The sacrificed animals were considered gifts to the gods, also observed in Hinduism. Greeks were especially likely to sacrifice animals at festivals in honor of the gods. The festivals included plays, music, dancing, and then a parade to the temple where they made their sacrifices and had a feast. One temple still standing today is the Parthenon, built in honor of Athena, who was the goddess of wisdom and war. (Encyclopaedia The Helios, 1952) As fate would have it, gods of Hinduism still have thriving population of worshippers while the Greek gods have faded into oblivion.
Most of the modern religions like Islam, Christianity and Buddhism have been built around ideals, norms and duties prescribed to the followers. These religions have also sought to enforce or convert other people to have larger base of followers. Meanwhile, Hinduism is a loose set of ideals that focuses more on well being and celebration of life rather stamping the mankind into categories. Hinduism is also condemned for its superstitions and discriminatory treatment of certain classes and thus it has undergone various reforms over time.
Modern Hinduism is the reflection of continuity and progressive changes that occurred in various traditions and institutions of Hinduism during the last two centuries. Modern Hinduism has as its values rational thought, modern education and the ideals of humanism, rationalism and religious universalism (Majumdar RC et al). This has meant combating the conservative and superstitious elements. The focus has shifted to imbibing modernity, modern education compared to classical Sanskritic education system.

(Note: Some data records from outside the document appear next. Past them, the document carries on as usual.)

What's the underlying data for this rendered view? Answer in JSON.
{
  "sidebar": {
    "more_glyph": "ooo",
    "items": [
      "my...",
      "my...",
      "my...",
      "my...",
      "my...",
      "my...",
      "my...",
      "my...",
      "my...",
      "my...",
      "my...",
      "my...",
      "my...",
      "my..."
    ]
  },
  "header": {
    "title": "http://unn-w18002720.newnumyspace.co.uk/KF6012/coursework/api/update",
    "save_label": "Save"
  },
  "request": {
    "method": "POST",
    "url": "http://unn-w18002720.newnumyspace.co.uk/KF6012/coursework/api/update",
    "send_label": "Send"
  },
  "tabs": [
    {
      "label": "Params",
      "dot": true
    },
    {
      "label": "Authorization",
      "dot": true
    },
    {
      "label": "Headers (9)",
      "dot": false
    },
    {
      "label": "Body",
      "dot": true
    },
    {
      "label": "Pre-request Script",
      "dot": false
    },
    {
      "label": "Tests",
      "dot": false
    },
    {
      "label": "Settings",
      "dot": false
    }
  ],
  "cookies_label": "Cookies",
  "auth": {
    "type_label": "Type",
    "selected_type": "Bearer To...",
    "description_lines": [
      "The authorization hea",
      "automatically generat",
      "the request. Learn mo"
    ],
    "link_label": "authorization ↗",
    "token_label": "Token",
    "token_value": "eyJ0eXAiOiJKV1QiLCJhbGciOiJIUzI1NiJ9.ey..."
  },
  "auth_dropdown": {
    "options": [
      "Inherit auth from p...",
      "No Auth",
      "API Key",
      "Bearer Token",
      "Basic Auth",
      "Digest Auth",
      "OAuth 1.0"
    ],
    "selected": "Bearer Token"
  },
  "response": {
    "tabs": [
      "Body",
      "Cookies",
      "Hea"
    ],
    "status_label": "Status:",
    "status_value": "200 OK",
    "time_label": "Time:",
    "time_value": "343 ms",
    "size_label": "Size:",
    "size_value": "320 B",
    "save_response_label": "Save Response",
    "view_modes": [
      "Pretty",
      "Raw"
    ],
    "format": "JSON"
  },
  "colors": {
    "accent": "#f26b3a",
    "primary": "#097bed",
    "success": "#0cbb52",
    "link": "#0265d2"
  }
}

Recent developments have also seen the reinterpretation of ancient texts through translation and correlating them with scientific advancements. For instance Dr David Frawley has tried to elaborate the underlying reason for having so many gods and deities. Having many names for something is not necessarily a sign of ignorance of its real nature. On the contrary, it may indicate an intimate knowledge of it. For example, Eskimos have forty-eight different names for snow in their language because they know snow intimately in its different variations, not because they are ignorant of the fact that all snow is only one.
The many different deities of Hinduism reflect such an intimate realization of the Divine on various levels. (The Cambridge Illustrated History of Religions, 2002)
1. A. C. Bhaktivedanta Swami Prabhupada, “Srimad-Bhagavatam”, Bhaktivedanta Book Trust. 2. “Hellas, Article: Greek Mythology”, 1952. Volume: Encyclopaedia The Helios. 3. Majumdar, R. C. , H. C. Raychauduri, Kaukinkar Datta, 1960. “An Advanced History of India” Great Britain: Macmillan and Company Limited 4. “Indian Religions and the Hindu Tradition”, 2002. The Cambridge Illustrated History of Religions: Cambridge University Press.